** PROVIDED INFORMATION follows **

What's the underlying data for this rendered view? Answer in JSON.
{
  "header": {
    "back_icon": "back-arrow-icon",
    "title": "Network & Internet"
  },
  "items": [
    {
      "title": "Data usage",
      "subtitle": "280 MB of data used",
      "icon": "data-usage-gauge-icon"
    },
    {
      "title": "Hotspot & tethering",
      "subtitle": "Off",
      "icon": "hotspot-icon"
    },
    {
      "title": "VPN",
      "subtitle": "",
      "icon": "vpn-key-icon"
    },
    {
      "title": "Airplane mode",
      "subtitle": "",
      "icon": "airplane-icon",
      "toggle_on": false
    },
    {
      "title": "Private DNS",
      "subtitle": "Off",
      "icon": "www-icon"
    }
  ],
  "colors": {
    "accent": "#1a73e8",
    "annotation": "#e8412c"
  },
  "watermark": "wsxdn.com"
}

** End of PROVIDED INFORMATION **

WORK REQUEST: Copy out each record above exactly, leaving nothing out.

FINAL ANSWER:
What's the underlying data for this rendered view? Answer in JSON.
{
  "header": {
    "back_icon": "back-arrow-icon",
    "title": "Network & Internet"
  },
  "items": [
    {
      "title": "Data usage",
      "subtitle": "280 MB of data used",
      "icon": "data-usage-gauge-icon"
    },
    {
      "title": "Hotspot & tethering",
      "subtitle": "Off",
      "icon": "hotspot-icon"
    },
    {
      "title": "VPN",
      "subtitle": "",
      "icon": "vpn-key-icon"
    },
    {
      "title": "Airplane mode",
      "subtitle": "",
      "icon": "airplane-icon",
      "toggle_on": false
    },
    {
      "title": "Private DNS",
      "subtitle": "Off",
      "icon": "www-icon"
    }
  ],
  "colors": {
    "accent": "#1a73e8",
    "annotation": "#e8412c"
  },
  "watermark": "wsxdn.com"
}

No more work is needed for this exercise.